AIM OF THE TASK: Each line of the entries below that includes "respuestas" belongs in your answer.

Dataset rows for apps and sites:
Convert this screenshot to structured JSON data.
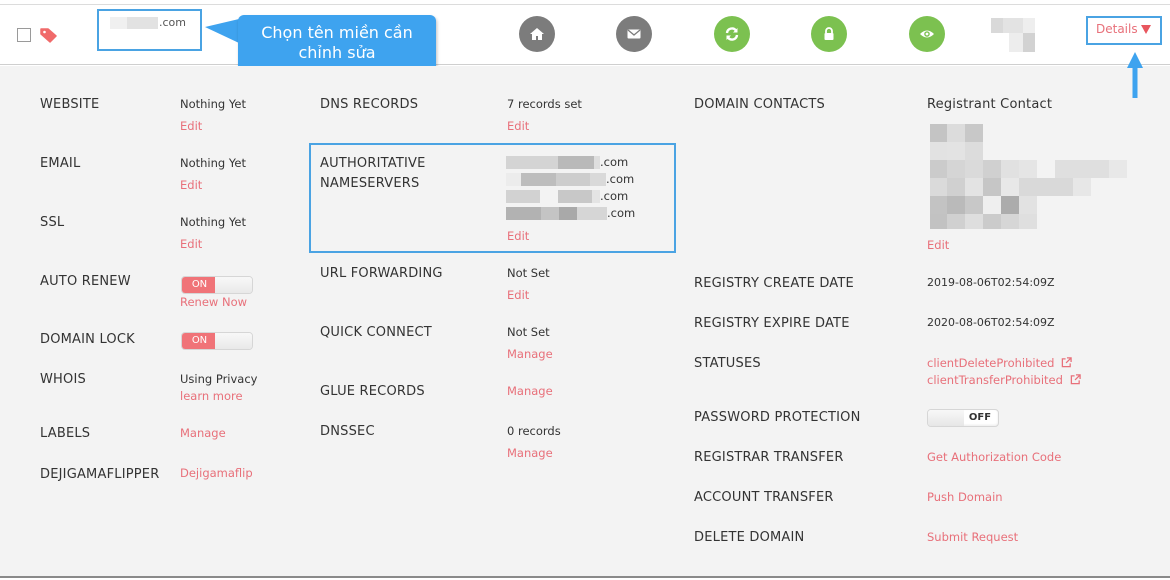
{
  "header": {
    "domain_suffix": ".com",
    "callout_text": "Chọn tên miền cần chỉnh sửa",
    "icons": [
      {
        "name": "home-icon",
        "color": "#7c7c7c"
      },
      {
        "name": "email-icon",
        "color": "#7c7c7c"
      },
      {
        "name": "refresh-icon",
        "color": "#7cc150"
      },
      {
        "name": "lock-icon",
        "color": "#7cc150"
      },
      {
        "name": "eye-icon",
        "color": "#7cc150"
      }
    ],
    "details_label": "Details"
  },
  "colors": {
    "accent_link": "#e8707a",
    "highlight_border": "#4aa3e3",
    "toggle_on": "#f07378",
    "icon_gray": "#7c7c7c",
    "icon_green": "#7cc150",
    "panel_bg": "#f3f3f3"
  },
  "col1": {
    "website": {
      "label": "WEBSITE",
      "value": "Nothing Yet",
      "action": "Edit"
    },
    "email": {
      "label": "EMAIL",
      "value": "Nothing Yet",
      "action": "Edit"
    },
    "ssl": {
      "label": "SSL",
      "value": "Nothing Yet",
      "action": "Edit"
    },
    "auto_renew": {
      "label": "AUTO RENEW",
      "toggle": "ON",
      "action": "Renew Now"
    },
    "domain_lock": {
      "label": "DOMAIN LOCK",
      "toggle": "ON"
    },
    "whois": {
      "label": "WHOIS",
      "value": "Using Privacy",
      "action": "learn more"
    },
    "labels": {
      "label": "LABELS",
      "action": "Manage"
    },
    "flipper": {
      "label": "DEJIGAMAFLIPPER",
      "action": "Dejigamaflip"
    }
  },
  "col2": {
    "dns_records": {
      "label": "DNS RECORDS",
      "value": "7 records set",
      "action": "Edit"
    },
    "nameservers": {
      "label_line1": "AUTHORITATIVE",
      "label_line2": "NAMESERVERS",
      "values": [
        ".com",
        ".com",
        ".com",
        ".com"
      ],
      "action": "Edit"
    },
    "url_forwarding": {
      "label": "URL FORWARDING",
      "value": "Not Set",
      "action": "Edit"
    },
    "quick_connect": {
      "label": "QUICK CONNECT",
      "value": "Not Set",
      "action": "Manage"
    },
    "glue_records": {
      "label": "GLUE RECORDS",
      "action": "Manage"
    },
    "dnssec": {
      "label": "DNSSEC",
      "value": "0 records",
      "action": "Manage"
    }
  },
  "col3": {
    "domain_contacts": {
      "label": "DOMAIN CONTACTS",
      "value": "Registrant Contact",
      "action": "Edit"
    },
    "create_date": {
      "label": "REGISTRY CREATE DATE",
      "value": "2019-08-06T02:54:09Z"
    },
    "expire_date": {
      "label": "REGISTRY EXPIRE DATE",
      "value": "2020-08-06T02:54:09Z"
    },
    "statuses": {
      "label": "STATUSES",
      "values": [
        "clientDeleteProhibited",
        "clientTransferProhibited"
      ]
    },
    "password_protection": {
      "label": "PASSWORD PROTECTION",
      "toggle": "OFF"
    },
    "registrar_transfer": {
      "label": "REGISTRAR TRANSFER",
      "action": "Get Authorization Code"
    },
    "account_transfer": {
      "label": "ACCOUNT TRANSFER",
      "action": "Push Domain"
    },
    "delete_domain": {
      "label": "DELETE DOMAIN",
      "action": "Submit Request"
    }
  }
}
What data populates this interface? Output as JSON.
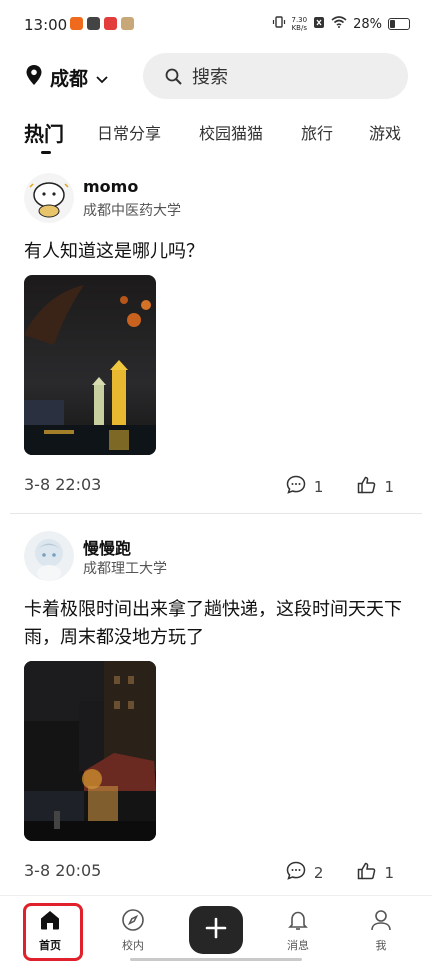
{
  "status_bar": {
    "time": "13:00",
    "net_speed": "7.30",
    "net_unit": "KB/s",
    "battery": "28%"
  },
  "header": {
    "location": "成都",
    "search_placeholder": "搜索"
  },
  "tabs": [
    {
      "label": "热门"
    },
    {
      "label": "日常分享"
    },
    {
      "label": "校园猫猫"
    },
    {
      "label": "旅行"
    },
    {
      "label": "游戏"
    }
  ],
  "posts": [
    {
      "username": "momo",
      "school": "成都中医药大学",
      "content": "有人知道这是哪儿吗？",
      "time": "3-8 22:03",
      "comments": "1",
      "likes": "1"
    },
    {
      "username": "慢慢跑",
      "school": "成都理工大学",
      "content": "卡着极限时间出来拿了趟快递，这段时间天天下雨，周末都没地方玩了",
      "time": "3-8 20:05",
      "comments": "2",
      "likes": "1"
    }
  ],
  "bottom_nav": [
    {
      "label": "首页",
      "icon": "home-icon"
    },
    {
      "label": "校内",
      "icon": "compass-icon"
    },
    {
      "label": "",
      "icon": "plus-icon"
    },
    {
      "label": "消息",
      "icon": "bell-icon"
    },
    {
      "label": "我",
      "icon": "person-icon"
    }
  ],
  "colors": {
    "highlight": "#e0202a",
    "plus_button": "#262626",
    "search_bg": "#eeeeee"
  }
}
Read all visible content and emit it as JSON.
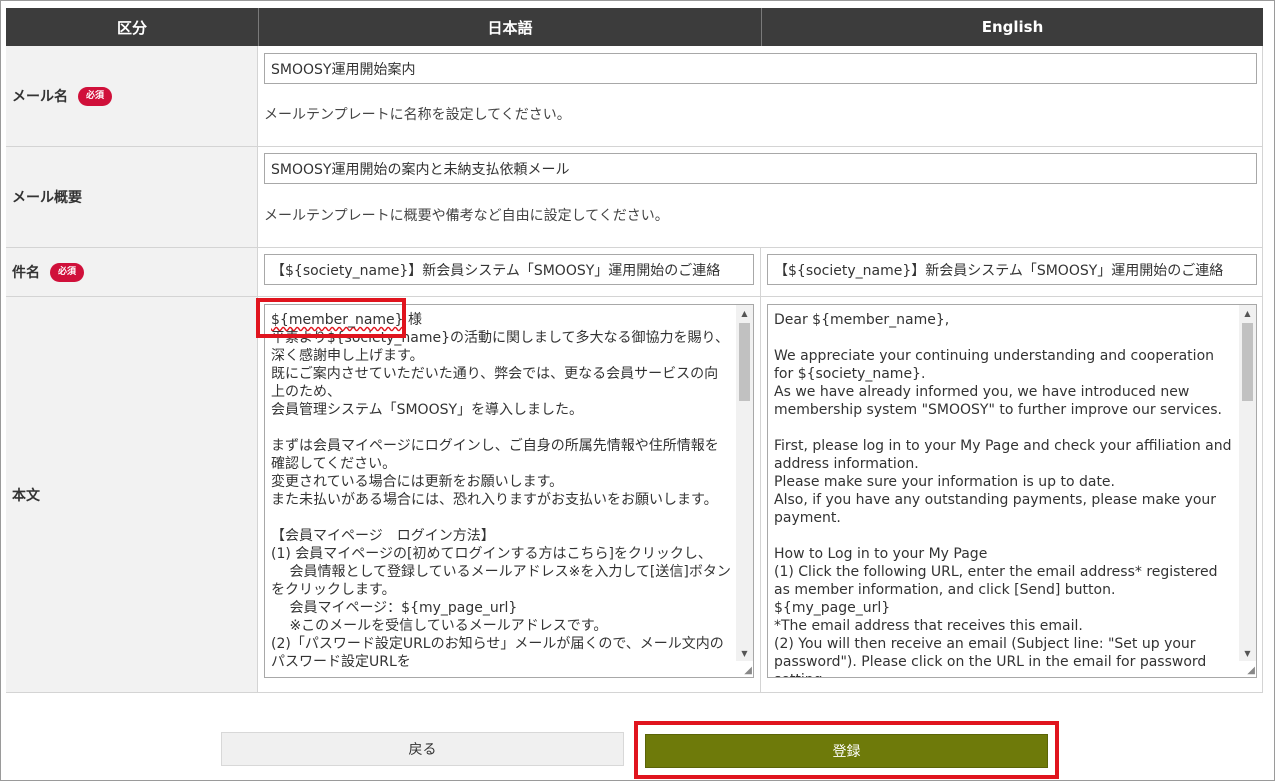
{
  "table": {
    "headers": {
      "section": "区分",
      "japanese": "日本語",
      "english": "English"
    },
    "required_badge": "必須",
    "rows": {
      "mail_name": {
        "label": "メール名",
        "value": "SMOOSY運用開始案内",
        "hint": "メールテンプレートに名称を設定してください。"
      },
      "mail_summary": {
        "label": "メール概要",
        "value": "SMOOSY運用開始の案内と未納支払依頼メール",
        "hint": "メールテンプレートに概要や備考など自由に設定してください。"
      },
      "subject": {
        "label": "件名",
        "value_ja": "【${society_name}】新会員システム「SMOOSY」運用開始のご連絡",
        "value_en": "【${society_name}】新会員システム「SMOOSY」運用開始のご連絡"
      },
      "body": {
        "label": "本文",
        "ja_first_token": "${member_name}",
        "ja_first_suffix": " 様",
        "ja_rest": "\n平素より${society_name}の活動に関しまして多大なる御協力を賜り、深く感謝申し上げます。\n既にご案内させていただいた通り、弊会では、更なる会員サービスの向上のため、\n会員管理システム「SMOOSY」を導入しました。\n\nまずは会員マイページにログインし、ご自身の所属先情報や住所情報を確認してください。\n変更されている場合には更新をお願いします。\nまた未払いがある場合には、恐れ入りますがお支払いをお願いします。\n\n【会員マイページ　ログイン方法】\n(1) 会員マイページの[初めてログインする方はこちら]をクリックし、\n　 会員情報として登録しているメールアドレス※を入力して[送信]ボタンをクリックします。\n　 会員マイページ：${my_page_url}\n　 ※このメールを受信しているメールアドレスです。\n(2)「パスワード設定URLのお知らせ」メールが届くので、メール文内のパスワード設定URLを",
        "en": "Dear ${member_name},\n\nWe appreciate your continuing understanding and cooperation for ${society_name}.\nAs we have already informed you, we have introduced new membership system \"SMOOSY\" to further improve our services.\n\nFirst, please log in to your My Page and check your affiliation and address information.\nPlease make sure your information is up to date.\nAlso, if you have any outstanding payments, please make your payment.\n\nHow to Log in to your My Page\n(1) Click the following URL, enter the email address* registered as member information, and click [Send] button.\n${my_page_url}\n*The email address that receives this email.\n(2) You will then receive an email (Subject line: \"Set up your password\"). Please click on the URL in the email for password setting."
      }
    }
  },
  "buttons": {
    "back": "戻る",
    "submit": "登録"
  },
  "colors": {
    "header_bg": "#3c3c3c",
    "required_badge": "#d0103a",
    "submit_bg": "#6e7a0a",
    "highlight_box": "#e0141e"
  }
}
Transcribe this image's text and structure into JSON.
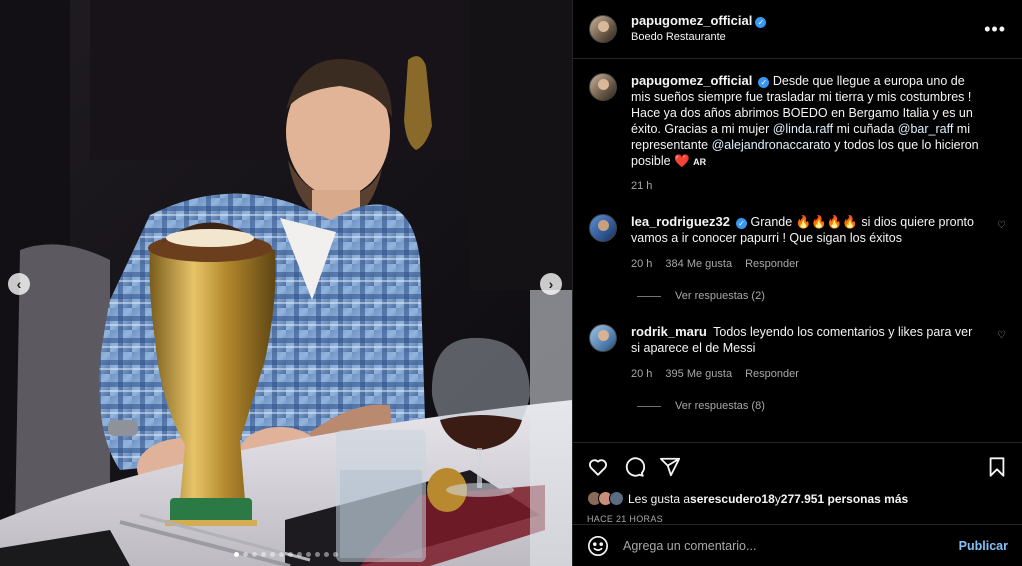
{
  "post": {
    "username": "papugomez_official",
    "location": "Boedo Restaurante"
  },
  "caption": {
    "username": "papugomez_official",
    "text_1": "Desde que llegue a europa uno de mis sueños siempre fue trasladar mi tierra y mis costumbres ! Hace ya dos años abrimos BOEDO en Bergamo Italia y es un éxito. Gracias a mi mujer ",
    "mention_1": "@linda.raff",
    "text_2": " mi cuñada ",
    "mention_2": "@bar_raff",
    "text_3": " mi representante ",
    "mention_3": "@alejandronaccarato",
    "text_4": " y todos los que lo hicieron posible ",
    "heart": "❤️",
    "flag": "AR",
    "time": "21 h"
  },
  "comments": [
    {
      "username": "lea_rodriguez32",
      "text": "Grande 🔥🔥🔥🔥 si dios quiere pronto vamos a ir conocer papurri ! Que sigan los éxitos",
      "time": "20 h",
      "likes": "384 Me gusta",
      "reply": "Responder",
      "view_replies": "Ver respuestas (2)"
    },
    {
      "username": "rodrik_maru",
      "text": "Todos leyendo los comentarios y likes para ver si aparece el de Messi",
      "time": "20 h",
      "likes": "395 Me gusta",
      "reply": "Responder",
      "view_replies": "Ver respuestas (8)"
    }
  ],
  "likes": {
    "prefix": "Les gusta a ",
    "user": "serescudero18",
    "middle": " y ",
    "count": "277.951 personas más"
  },
  "timestamp": "HACE 21 HORAS",
  "add_comment": {
    "placeholder": "Agrega un comentario...",
    "publish": "Publicar"
  },
  "carousel": {
    "slides": 12,
    "active_index": 0
  },
  "icons": [
    "heart-icon",
    "comment-icon",
    "share-icon",
    "bookmark-icon",
    "emoji-icon",
    "more-icon",
    "verified-icon"
  ],
  "colors": {
    "background": "#000000",
    "text": "#f5f5f5",
    "muted": "#a8a8a8",
    "link": "#e0f1ff",
    "publish": "#85c1f6",
    "verified": "#3897f0"
  }
}
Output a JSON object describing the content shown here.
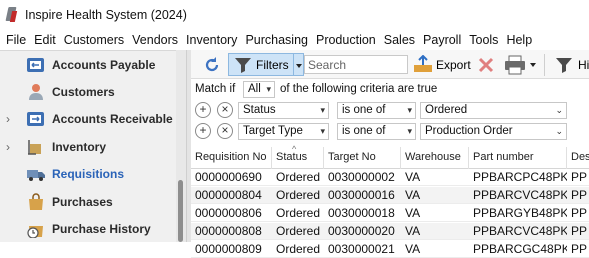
{
  "window": {
    "title": "Inspire Health System (2024)"
  },
  "menu": [
    "File",
    "Edit",
    "Customers",
    "Vendors",
    "Inventory",
    "Purchasing",
    "Production",
    "Sales",
    "Payroll",
    "Tools",
    "Help"
  ],
  "sidebar": {
    "items": [
      {
        "label": "Accounts Payable",
        "icon": "accounts-payable-icon",
        "expandable": false,
        "selected": false
      },
      {
        "label": "Customers",
        "icon": "customers-icon",
        "expandable": false,
        "selected": false
      },
      {
        "label": "Accounts Receivable",
        "icon": "accounts-receivable-icon",
        "expandable": true,
        "selected": false
      },
      {
        "label": "Inventory",
        "icon": "inventory-icon",
        "expandable": true,
        "selected": false
      },
      {
        "label": "Requisitions",
        "icon": "requisitions-icon",
        "expandable": false,
        "selected": true
      },
      {
        "label": "Purchases",
        "icon": "purchases-icon",
        "expandable": false,
        "selected": false
      },
      {
        "label": "Purchase History",
        "icon": "purchase-history-icon",
        "expandable": false,
        "selected": false
      }
    ]
  },
  "toolbar": {
    "filters_label": "Filters",
    "search_placeholder": "Search",
    "export_label": "Export",
    "hide_label": "Hi"
  },
  "filter": {
    "match_label": "Match if",
    "match_value": "All",
    "match_suffix": "of the following criteria are true",
    "criteria": [
      {
        "field": "Status",
        "operator": "is one of",
        "value": "Ordered"
      },
      {
        "field": "Target Type",
        "operator": "is one of",
        "value": "Production Order"
      }
    ]
  },
  "grid": {
    "columns": [
      "Requisition No",
      "Status",
      "Target No",
      "Warehouse",
      "Part number",
      "Desc"
    ],
    "rows": [
      [
        "0000000690",
        "Ordered",
        "0030000002",
        "VA",
        "PPBARCPC48PK",
        "PP E"
      ],
      [
        "0000000804",
        "Ordered",
        "0030000016",
        "VA",
        "PPBARCVC48PK",
        "PP E"
      ],
      [
        "0000000806",
        "Ordered",
        "0030000018",
        "VA",
        "PPBARGYB48PK",
        "PP E"
      ],
      [
        "0000000808",
        "Ordered",
        "0030000020",
        "VA",
        "PPBARCVC48PK",
        "PP E"
      ],
      [
        "0000000809",
        "Ordered",
        "0030000021",
        "VA",
        "PPBARCGC48PK",
        "PP E"
      ]
    ]
  },
  "colors": {
    "accent": "#2a63b8",
    "filter_active": "#cde3f7"
  }
}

RESPONSE AREA:
      "view_replies": "Ver respuestas (2)"
      "view_replies": "Ver respuestas (8)"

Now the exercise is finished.